This post is a follow up from Jesus’ Baptism in the Context of the Myth of Water, Flight and Wilderness. I may come to see this attempt to compare the structures of the myths as a sad misadventure but till then, let’s see what happens.
We begin with the “gnostic myth” of the advent of an illuminator or saviour figure that was announced by the second kingdom:
1. A prophet is said to be the beginning of the saviour figure who is presented as a child.
2. A bird takes the saviour to a mountain, presumably a wilderness setting
3. The bird nourishes the child saviour in the mountain
4. Presumably after the child has become an adult an angel appears to declare the saviour figure now has power and glory
5. The figure comes to the water.
The image below attempts to illustrate that particular structure. (For the understanding of coming “upon” water as an expression relating to power and submission see the previous post.)
Next, look at a similar myth in the Book of Revelation, though we will simplify it for starters. This structure is illustrated in the middle column.
1. The prophet John is writing, or announcing, the advent of the child saviour figure from the time he is born.
2. An angelic voice declares that great power and glory has now come into being, presumably a proleptic announcement concerning the child. (The mother and child are separated; the mother will be a proxy for those who follow the saviour-child).
3. A bird (eagle) carries the mother of the child to the wilderness
4. The woman is nourished and cared for in the wilderness (by….?)
5. The water of chaos, a flood, attempts to destroy the woman but she is protected by the wilderness earth.
The larger structure is essentially the same as the gnostic myth but the middle two steps are reversed. This reversal appears to be a function of the splitting of the child from its mother (and rest of her seed).
The structure the previous two myths is completely inverted with the Gospel of Mark. Coming to the water or facing the water is now moved to the beginning, along with the prophet, and is no longer the culmination of the story. In this gospel the water has become a symbol of baptism which is a figure of the death of the old man (as per Paul). In the Gospel of Mark we have the narrative bookended by narratives of death and emergence from death, first symbolically in the water, then finally through the cross.
1. The prophet announces the advent of the man saviour.
2. The saviour figure comes to the water and as he emerges from it.
3. The saviour figure is addressed as a sacrificial victim — the inverse of the power and glory we saw in the other two myths. For “my beloved son” as a signal of a son to be sacrificed see Jon Levenson’s studies on the Death and Resurrection of the Beloved Son. But the power and glory is still latent because the saviour figure is still the son of God.
4. The spirit (identified as a bird, in this case the dove) drives or propels the saviour figure into the wilderness.
5. The saviour figure is nourished by angels in the wilderness. (Matthew and Luke add the mountain.)
The angels and the bird take on inverted meanings. The angels feed and nourish the saviour in the wilderness, thus doing enough merely to keep him alive after his long fast and encounter with Satan. There is no roaring declaration of the saviour being imbued with power and glory.

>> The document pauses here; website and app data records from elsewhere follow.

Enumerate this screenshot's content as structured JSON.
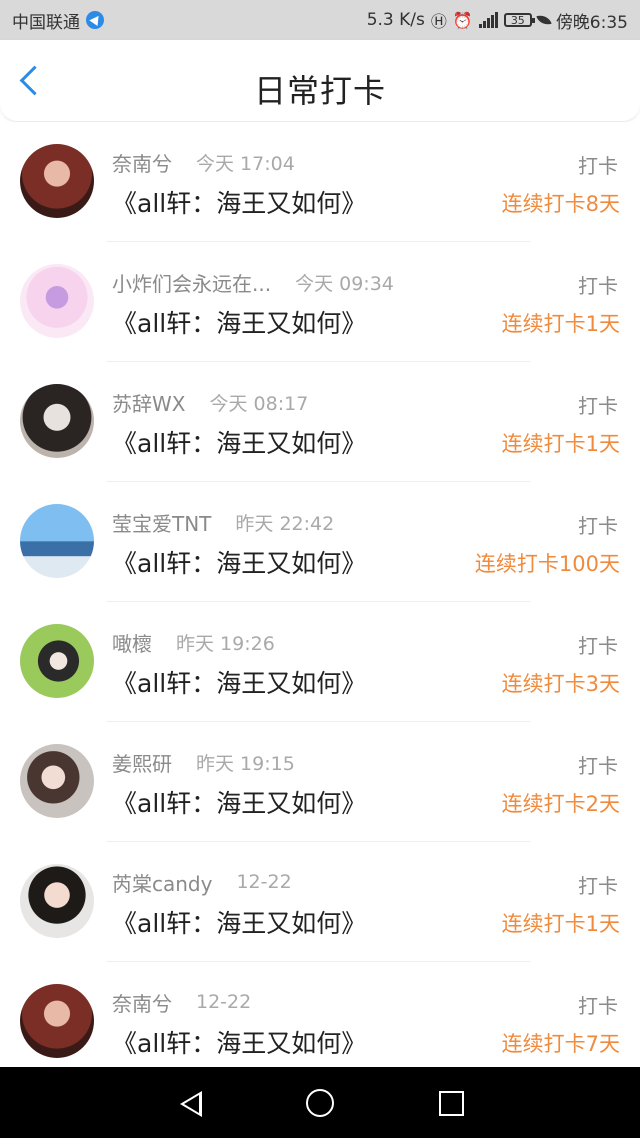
{
  "status_bar": {
    "carrier": "中国联通",
    "speed": "5.3 K/s",
    "battery": "35",
    "time": "傍晚6:35",
    "network": "4G"
  },
  "header": {
    "title": "日常打卡"
  },
  "colors": {
    "accent": "#2b8be6",
    "streak": "#f08a3d"
  },
  "items": [
    {
      "name": "奈南兮",
      "time": "今天 17:04",
      "title": "《all轩：海王又如何》",
      "action": "打卡",
      "streak": "连续打卡8天"
    },
    {
      "name": "小炸们会永远在...",
      "time": "今天 09:34",
      "title": "《all轩：海王又如何》",
      "action": "打卡",
      "streak": "连续打卡1天"
    },
    {
      "name": "苏辞WX",
      "time": "今天 08:17",
      "title": "《all轩：海王又如何》",
      "action": "打卡",
      "streak": "连续打卡1天"
    },
    {
      "name": "莹宝爱TNT",
      "time": "昨天 22:42",
      "title": "《all轩：海王又如何》",
      "action": "打卡",
      "streak": "连续打卡100天"
    },
    {
      "name": "噉櫰",
      "time": "昨天 19:26",
      "title": "《all轩：海王又如何》",
      "action": "打卡",
      "streak": "连续打卡3天"
    },
    {
      "name": "姜熙研",
      "time": "昨天 19:15",
      "title": "《all轩：海王又如何》",
      "action": "打卡",
      "streak": "连续打卡2天"
    },
    {
      "name": "芮棠candy",
      "time": "12-22",
      "title": "《all轩：海王又如何》",
      "action": "打卡",
      "streak": "连续打卡1天"
    },
    {
      "name": "奈南兮",
      "time": "12-22",
      "title": "《all轩：海王又如何》",
      "action": "打卡",
      "streak": "连续打卡7天"
    }
  ],
  "nav": {
    "back_icon": "triangle-back-icon",
    "home_icon": "circle-home-icon",
    "recent_icon": "square-recent-icon"
  }
}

The bird has changed from an eagle to a dove. The eagle had the power to rescue and carry a person in flight. The dove drives the saviour figure into the wilderness but has already come to him at the moment he is declared to be the beloved son (for sacrifice).
The Gospel of Mark may be thought of as inverting the rival myths of a messiah or saviour coming with great power. The water has become a means of symbolic death and birth as a “beloved son” destined to be sacrificed.

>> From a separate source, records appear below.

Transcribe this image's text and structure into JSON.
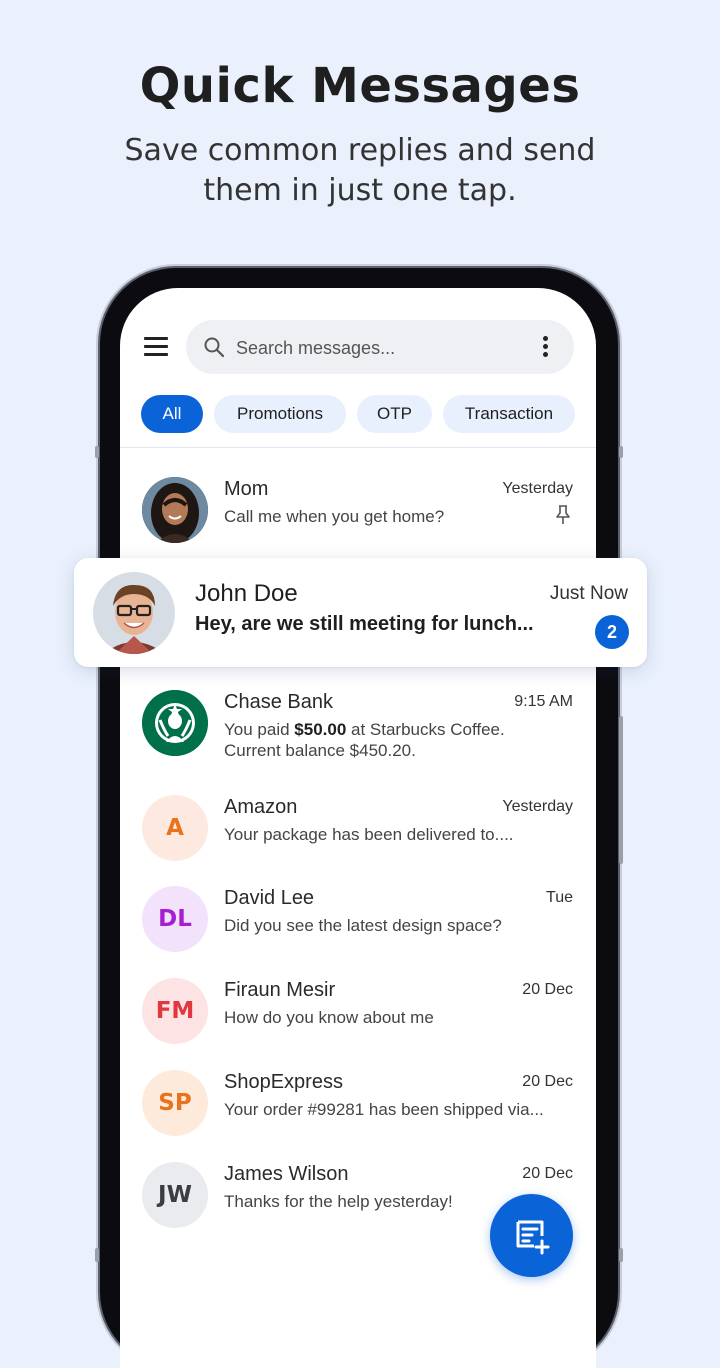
{
  "promo": {
    "title": "Quick Messages",
    "subtitle_line1": "Save common replies and send",
    "subtitle_line2": "them in just one tap."
  },
  "search": {
    "placeholder": "Search messages..."
  },
  "filters": [
    {
      "label": "All",
      "active": true
    },
    {
      "label": "Promotions",
      "active": false
    },
    {
      "label": "OTP",
      "active": false
    },
    {
      "label": "Transaction",
      "active": false
    }
  ],
  "highlighted": {
    "name": "John Doe",
    "time": "Just Now",
    "snippet": "Hey, are we still meeting for lunch...",
    "unread": "2"
  },
  "conversations": [
    {
      "name": "Mom",
      "time": "Yesterday",
      "snippet": "Call me when you get home?",
      "pinned": true,
      "avatar": "photo-woman"
    },
    {
      "name": "Chase Bank",
      "time": "9:15 AM",
      "snippet_pre": "You paid ",
      "snippet_bold": "$50.00",
      "snippet_post": " at Starbucks Coffee.",
      "snippet_line2": "Current balance $450.20.",
      "avatar": "starbucks-logo"
    },
    {
      "name": "Amazon",
      "time": "Yesterday",
      "snippet": "Your package has been delivered to....",
      "initials": "A",
      "bg": "#fde9df",
      "fg": "#e8741f"
    },
    {
      "name": "David Lee",
      "time": "Tue",
      "snippet": "Did you see the latest design space?",
      "initials": "DL",
      "bg": "#f3e2fb",
      "fg": "#a61ed1"
    },
    {
      "name": "Firaun Mesir",
      "time": "20 Dec",
      "snippet": "How do you know about me",
      "initials": "FM",
      "bg": "#fde3e4",
      "fg": "#e0383e"
    },
    {
      "name": "ShopExpress",
      "time": "20 Dec",
      "snippet": "Your order #99281 has been shipped via...",
      "initials": "SP",
      "bg": "#fdeadb",
      "fg": "#e9731c"
    },
    {
      "name": "James Wilson",
      "time": "20 Dec",
      "snippet": "Thanks for the help yesterday!",
      "initials": "JW",
      "bg": "#e9ebee",
      "fg": "#3a3d42"
    }
  ],
  "colors": {
    "accent": "#0b63d8",
    "background": "#eaf1fd"
  },
  "icons": {
    "menu": "menu-icon",
    "search": "search-icon",
    "more": "more-vertical-icon",
    "pin": "pin-icon",
    "compose": "new-message-icon"
  }
}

The earlier myth of power is not completely displaced, however. We see the saviour figure in the wilderness nourishing his followers by the thousands; he then ascendes a mountain before returning to walk upon the water to his disciples. Several details of this narrative indicate it is to be understood as a theophany, or perhaps even originally a post-resurrection appearance. The myth of power is not completely replaced but it is supplemented by an inverted form of the myth to take place first.